(Raw data)

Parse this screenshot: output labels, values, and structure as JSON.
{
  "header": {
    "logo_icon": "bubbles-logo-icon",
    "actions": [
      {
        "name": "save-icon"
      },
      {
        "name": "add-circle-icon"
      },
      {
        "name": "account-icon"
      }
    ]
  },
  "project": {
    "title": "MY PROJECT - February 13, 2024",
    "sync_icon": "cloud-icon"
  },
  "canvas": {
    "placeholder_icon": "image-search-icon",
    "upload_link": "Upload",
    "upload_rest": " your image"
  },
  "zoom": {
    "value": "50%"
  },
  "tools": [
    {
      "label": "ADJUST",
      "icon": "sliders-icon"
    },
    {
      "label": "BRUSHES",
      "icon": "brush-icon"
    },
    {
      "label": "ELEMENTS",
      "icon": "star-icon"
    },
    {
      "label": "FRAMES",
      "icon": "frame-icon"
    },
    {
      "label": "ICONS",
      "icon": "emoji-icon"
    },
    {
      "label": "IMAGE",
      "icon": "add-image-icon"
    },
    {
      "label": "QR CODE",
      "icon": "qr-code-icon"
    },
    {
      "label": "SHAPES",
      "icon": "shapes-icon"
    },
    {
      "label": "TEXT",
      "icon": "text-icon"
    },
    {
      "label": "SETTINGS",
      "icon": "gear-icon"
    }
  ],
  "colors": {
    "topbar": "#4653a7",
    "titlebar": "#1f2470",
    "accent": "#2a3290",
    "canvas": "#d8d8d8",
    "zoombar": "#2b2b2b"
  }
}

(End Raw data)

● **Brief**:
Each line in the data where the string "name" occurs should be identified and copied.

● **Exercise result**:
        "name": "save-icon"
        "name": "add-circle-icon"
        "name": "account-icon"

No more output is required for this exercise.